They not 'Eavy Metal quality by far, but they look great on the table and even stand up to a little scrutiny. That piece of terrain they're on is part of the Halo "Micro Ops/High Ground" terrain set. There are three pieces, each one is about $10-15 US on Amazon.com, and they come painted just like that. For less than $50 you can have a decent 3-piece terrain set for small games.

The gold helmets are an army-wide theme, I chose to build an army that represents the hope of the Eldar - mostly Ulthwe seers, but you may notice the symbols of all of the Craftworlds represented in places. I like the whole idea of Ynnead, the God of the Dead, being given life by the dedication of Craftworld Eldar. So, my army is a combination of forces from all of the Craftworlds on the beginning of a final crusade against Chaos, that will culminate in (possibly) the birth of Ynnead, the death of the Eldar as they are now, but the ultimate end of the Great Enemy, Slaanesh, as well.
The gold I chose because it's distinctive, joins the wildly different colored units together, and it's easy to paint. It's meant to symbolize the hope they're choosing to believe in in beginning their mission to wake Ynnead.


These bad boys were champions of the day, a half-painted squad of Tau Fire Warriors hiding behind some less-than-half-painted terrain. These little guys dish out ludicrous amounts of pain for a 9 pt model, especially with support from Markerlights, Cadre Fireblades, and Ethereals.

But! Zooming over the horizon, hoping to tackle the Tau support lines:

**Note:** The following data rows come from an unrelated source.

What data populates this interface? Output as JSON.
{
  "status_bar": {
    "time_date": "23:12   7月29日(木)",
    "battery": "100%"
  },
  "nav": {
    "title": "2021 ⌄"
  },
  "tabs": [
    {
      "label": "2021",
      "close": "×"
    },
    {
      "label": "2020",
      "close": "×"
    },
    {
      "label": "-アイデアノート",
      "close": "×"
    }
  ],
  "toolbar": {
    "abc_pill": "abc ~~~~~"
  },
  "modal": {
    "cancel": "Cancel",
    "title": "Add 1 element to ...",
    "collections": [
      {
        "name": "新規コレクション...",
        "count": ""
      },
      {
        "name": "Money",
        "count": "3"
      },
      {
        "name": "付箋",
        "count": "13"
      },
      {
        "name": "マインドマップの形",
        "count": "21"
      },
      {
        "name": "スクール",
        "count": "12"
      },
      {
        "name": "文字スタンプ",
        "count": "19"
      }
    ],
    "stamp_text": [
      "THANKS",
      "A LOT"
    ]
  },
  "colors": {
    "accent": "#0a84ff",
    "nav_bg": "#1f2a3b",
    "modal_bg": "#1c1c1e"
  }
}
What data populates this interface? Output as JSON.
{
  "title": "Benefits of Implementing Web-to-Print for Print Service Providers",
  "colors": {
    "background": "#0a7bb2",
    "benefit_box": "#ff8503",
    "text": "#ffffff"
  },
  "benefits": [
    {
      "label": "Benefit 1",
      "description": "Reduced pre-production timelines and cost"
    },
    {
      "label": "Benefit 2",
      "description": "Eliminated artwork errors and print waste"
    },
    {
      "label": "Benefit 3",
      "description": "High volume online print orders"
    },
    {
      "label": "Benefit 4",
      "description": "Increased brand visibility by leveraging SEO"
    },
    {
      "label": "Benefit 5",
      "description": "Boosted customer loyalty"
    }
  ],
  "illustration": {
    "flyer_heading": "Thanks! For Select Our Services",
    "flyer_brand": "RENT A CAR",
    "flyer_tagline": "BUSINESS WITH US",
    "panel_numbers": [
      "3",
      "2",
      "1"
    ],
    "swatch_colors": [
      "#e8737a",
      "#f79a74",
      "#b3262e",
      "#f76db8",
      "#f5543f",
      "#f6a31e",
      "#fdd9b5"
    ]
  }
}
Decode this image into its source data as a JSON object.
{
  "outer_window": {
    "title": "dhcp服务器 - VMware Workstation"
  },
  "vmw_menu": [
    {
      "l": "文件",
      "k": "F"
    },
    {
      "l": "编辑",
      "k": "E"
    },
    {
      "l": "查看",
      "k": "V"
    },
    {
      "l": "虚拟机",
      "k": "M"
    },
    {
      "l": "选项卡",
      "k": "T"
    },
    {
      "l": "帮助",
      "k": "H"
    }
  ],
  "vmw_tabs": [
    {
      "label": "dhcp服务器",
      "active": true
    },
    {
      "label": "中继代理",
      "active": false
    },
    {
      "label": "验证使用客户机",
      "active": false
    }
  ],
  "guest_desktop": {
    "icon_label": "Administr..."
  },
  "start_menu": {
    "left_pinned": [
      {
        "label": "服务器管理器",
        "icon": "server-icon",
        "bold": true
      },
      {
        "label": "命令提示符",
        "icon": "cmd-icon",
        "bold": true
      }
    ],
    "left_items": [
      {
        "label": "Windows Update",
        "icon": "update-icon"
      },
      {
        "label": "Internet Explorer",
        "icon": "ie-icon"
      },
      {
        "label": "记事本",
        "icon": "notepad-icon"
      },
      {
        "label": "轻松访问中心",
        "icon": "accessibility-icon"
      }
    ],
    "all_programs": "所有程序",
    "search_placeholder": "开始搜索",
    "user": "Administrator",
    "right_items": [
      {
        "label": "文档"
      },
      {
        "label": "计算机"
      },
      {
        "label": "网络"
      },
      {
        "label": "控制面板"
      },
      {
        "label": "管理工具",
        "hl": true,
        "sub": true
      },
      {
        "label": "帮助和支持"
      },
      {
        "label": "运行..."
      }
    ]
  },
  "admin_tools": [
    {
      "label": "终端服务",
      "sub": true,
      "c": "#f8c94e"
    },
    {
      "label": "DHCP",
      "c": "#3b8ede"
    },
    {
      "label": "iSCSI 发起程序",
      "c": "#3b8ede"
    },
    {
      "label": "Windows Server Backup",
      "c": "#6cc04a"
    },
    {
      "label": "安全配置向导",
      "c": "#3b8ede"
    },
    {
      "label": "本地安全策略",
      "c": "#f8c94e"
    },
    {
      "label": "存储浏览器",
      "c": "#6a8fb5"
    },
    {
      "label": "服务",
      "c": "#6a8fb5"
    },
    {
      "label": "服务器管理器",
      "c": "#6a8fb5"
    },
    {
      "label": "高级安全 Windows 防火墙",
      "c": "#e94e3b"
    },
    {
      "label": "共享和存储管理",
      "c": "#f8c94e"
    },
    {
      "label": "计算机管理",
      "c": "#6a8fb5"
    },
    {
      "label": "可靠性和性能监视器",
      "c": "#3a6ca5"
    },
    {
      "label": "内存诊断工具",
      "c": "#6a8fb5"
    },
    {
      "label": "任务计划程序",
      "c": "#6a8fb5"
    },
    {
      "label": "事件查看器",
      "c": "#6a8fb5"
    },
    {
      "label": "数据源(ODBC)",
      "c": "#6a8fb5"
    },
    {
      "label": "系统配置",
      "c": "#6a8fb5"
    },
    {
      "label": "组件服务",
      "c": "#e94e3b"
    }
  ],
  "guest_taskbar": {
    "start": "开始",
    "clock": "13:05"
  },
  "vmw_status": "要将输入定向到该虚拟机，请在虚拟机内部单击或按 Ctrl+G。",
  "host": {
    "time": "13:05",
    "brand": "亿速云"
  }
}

My Eldar Windrider Jetbikes are stars of my army, they're an early paint job with no basing. Still, they look very intimidating on the field.
The Crimson Hunter in the photo is a model I tell myself I'll use every single game and still haven't. I'm torn about it, it's a lot of points for an AV 10 model, even if it is a Flyer. But then, it's also a huge pile of BS 5 anti-tank weapons (as the Exarch at least, which is how I prefer to build it).

The paint job and modeling on that Flyer is an experiment, I liked parts of both the Eldar Hemlock Wraithfighter and the Crimson Hunter. It may not show in the picture, but I chose to use the large rune and jagged ridge line of the Hemlock (I really didn't like the cockpit-fins) and kept the rear fins of the Crimson Hunter. Since I'm sticking with the darker colors of Ulthwe, I decided to give it just an intimidating-looking red wash along its front edges.


My friend's Tau Broadsides/Crisis Suits. Although they're not painted, I like the models in this shot. The dynamic flying backward/shooting forward Crisis Suits is exactly how they're played in the games I've seen, and that vantage point is hilariously tiny for the massive Broadsides.

I've always been afraid of Broadsides and their massive firepower, but in this game they were up against a Salamanders Ironclad Dreadnought. Not only did it nearly waltz right up to them, but they weren't even the ones to finally bring it down. A small reminder that despite how good S8 sounds and how much squishier tanks now are, AV 13 is still no joke in the game.